Image via WikipediaResponsible investing is not only a goal of large multinational firms according to socially responsible investing (SRI) consultant Lars Hermann, but also of an increasing number of smaller investment firms.
The Danish specialist says he has observed a 50% increase over the last five years in the small to mid groups integrating SRI themes into their investment strategies.
‘It is coming from the top 20 groups who are very involved in SRI themes and it is seeping down through the layers to the smaller firms,’ says Hermann. ‘The new generation of investors and managers are entering the market and are also very aware of responsible investing themes.’
The former financial consultant set up his own firm, CPH Advisors, two years ago and specialises in responsible investing strategies for Nordic and UK-based firms
His clientele is mostly medium sized companies which he assists in areas from screening processes and fund selection to the implementation of environmental and social governance (ESG) principles.

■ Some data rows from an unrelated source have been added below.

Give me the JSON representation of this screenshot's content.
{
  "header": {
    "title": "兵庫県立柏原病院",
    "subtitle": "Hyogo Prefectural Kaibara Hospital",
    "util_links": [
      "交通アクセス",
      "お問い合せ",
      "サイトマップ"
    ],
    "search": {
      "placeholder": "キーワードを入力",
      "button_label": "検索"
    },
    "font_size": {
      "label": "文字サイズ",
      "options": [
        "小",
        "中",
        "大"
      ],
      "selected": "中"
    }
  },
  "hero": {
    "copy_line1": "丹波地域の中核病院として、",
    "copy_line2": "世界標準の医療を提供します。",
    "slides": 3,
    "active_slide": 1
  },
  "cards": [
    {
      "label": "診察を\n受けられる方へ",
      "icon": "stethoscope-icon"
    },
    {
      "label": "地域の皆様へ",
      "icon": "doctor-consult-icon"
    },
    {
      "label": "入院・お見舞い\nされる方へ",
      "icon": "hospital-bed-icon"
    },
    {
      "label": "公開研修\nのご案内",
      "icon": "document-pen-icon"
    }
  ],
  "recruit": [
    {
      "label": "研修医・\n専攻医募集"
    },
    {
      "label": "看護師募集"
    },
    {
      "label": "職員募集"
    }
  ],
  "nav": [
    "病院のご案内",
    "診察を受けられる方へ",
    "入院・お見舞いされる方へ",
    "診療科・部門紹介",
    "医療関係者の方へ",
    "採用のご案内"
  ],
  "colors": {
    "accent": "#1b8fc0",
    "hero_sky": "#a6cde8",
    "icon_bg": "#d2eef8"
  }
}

‘Some managers in these groups are not aware enough of the ESG factors and I help make them aware of the risks,’ says Hermann. ‘More and more of them are wanting to behave like “grown-up investors” and help change companies’ behaviour.’
Hermann believes the increase can be partly attributed to the efforts of the Danish government to increase social and environmental awareness among the business world. Introduced in 2008 the Corporate Social Responsibility action plan, which is similar to the UK's Stewardship Code, aims to promote SRI themes and help firms reap benefits from this approach
‘The Danish government have tried to take the lead,’ says Hermann. ‘They want companies to behave properly and want them to produce regular reports saying what they are doing and how they are investing.’
One of the areas which is getting a lot of focus at the moment is a firm’s supply chain. A recent documentary called 'Blood in the Mobile' caused some controvery for Finnish group Nokia and a handful of other groups as it had sourced minerals in the Democratic Republic of Congo which had been produced through child labour.
‘Many corporate groups are being pressured into this and it could lead to them completely changing the way they buy certain materials. It’s a question of controlling the supply chain and knowing where it comes from.’